Pollution cloud from the Holuhraun eruption, October 13, 2014

Acid Rain from Eruption Found around Iceland

Acid rain has been found in 40 percent of samples of rainwater collected by the Icelandic Met Office in various locations around Iceland since September. The acidity level has dropped as low as pH 3, while regular precipitation has a pH level of 5-6.

sulfur dioxide pollution from Holuhraun eruption in Fáskrúðsfjörður, East Iceland, September 10, 2014

Residents to Meet to Discuss Eruption Pollution

A community meeting will be held in Höfn, Southeast Iceland, at 8 pm tonight to discuss the impact of the ongoing volcanic eruption in Holuhraun. Representatives of the Earth Sciences Institute, the Directorate of Health, the Icelandic Met Office, the Environment Agency of Iceland and the Civic...

The Holuhraun eruption fissure and ash.

Eruption Emitting up to 60,000 Tons of SO2 Per Day

Between 2,000 and 3,000 truckloads of sulfur dioxide (SO2) are being emitted daily from the eruption in Holuhraun in the northeastern highlands, according to Jónas Elíasson, seismic engineer at the University of Iceland.

Sulfur dioxide pollution visible over Reykjavík

Pollution Forecast across Northwest Iceland Tomorrow

Sulfur dioxide (SO2) pollution from the eruption in Holuhraun is expected mainly across western Iceland today but at low levels. Tomorrow, the pollution may be felt in many places northwest of the eruption site, according to the latest forecast from the Icelandic Met Office.

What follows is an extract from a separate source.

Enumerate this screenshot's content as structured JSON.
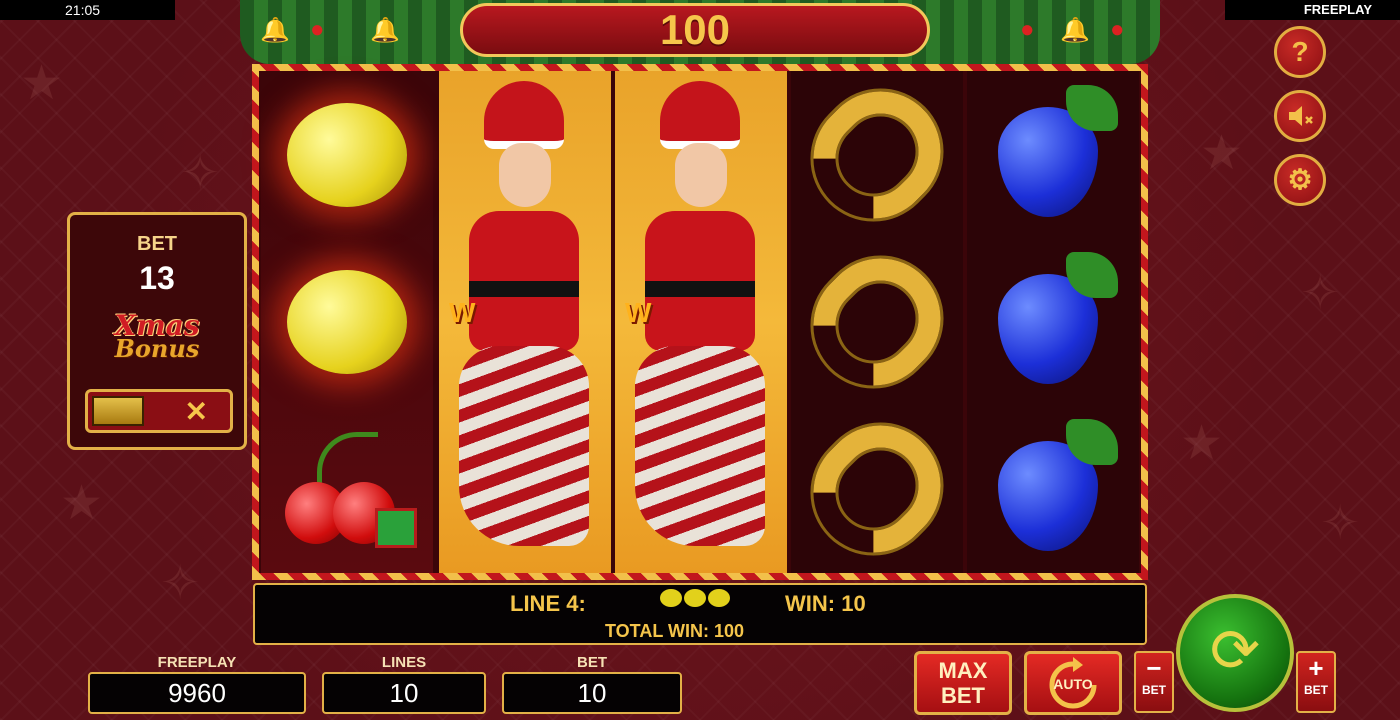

Pollution from the eruption at Þingvellir

Sulfur Dioxide Pollution in Reykjavík

The level of sulfur dioxide (SO2) gas from the Holuhraun eruption reached close to 1,000 mµ/m3 in the capital area during the night. At levels above 600 mµ/m3 individuals with underlying conditions are likely to experience respiratory symptoms and outdoor activity is advised against.

Holuhraun eruption

Holuhraun Eruption Still Going Strong

The volcanic eruption in Holuhraun continues with similar intensity. Around 200 earthquakes were detected in the caldera between Monday and yesterday morning, according to the latest Status Report from the Civil Protection Department’s Scientific Advisory Board, published yesterday.

SO2 pollution haze in Reykjavík on November 4, 2011.

SO2 Pollution in Northeast Iceland

Sulfur dioxide (SO2) gas from the Holuhraun eruption remains in Northeast Iceland. Last night, the level of SO2 reached close to 2,500 mµ/m3 in Vopnafjörður. People were advised to remain indoors, close their windows and turn on the heating.


The Great Volcanoes: Krafla

Krafla in Northeast Iceland is one of Iceland’s most spectacular and active volcanoes. For nearly a decade the Krafla caldera and Krafla fissure swarm erupted on and off in the period 1975-84. The events were a striking repetition of what happened during the Mývatn fires in the 1720s.


More than One Hundred Quakes in 24 Hours

The eruption in Holuhraun is still active, but the Icelandic Met Office says the underground magma flow seems to be minimal. In the past 24 hours around 100 earthquakes have shaken Bárðarbunga volcano in Vatnajökull glacier.

Pollution from the eruption at Þingvellir

Eruption Pollution Warning in North Iceland

The concentration of sulfur dioxide (SO2) gas from the eruption in Holuhraun exceeded 5,000 mµ/m3 in Sauðárkrókur, Northwest Iceland, this morning. The Civil Protection Department advised inhabitants to stay inside, close the windows and turn up the heating.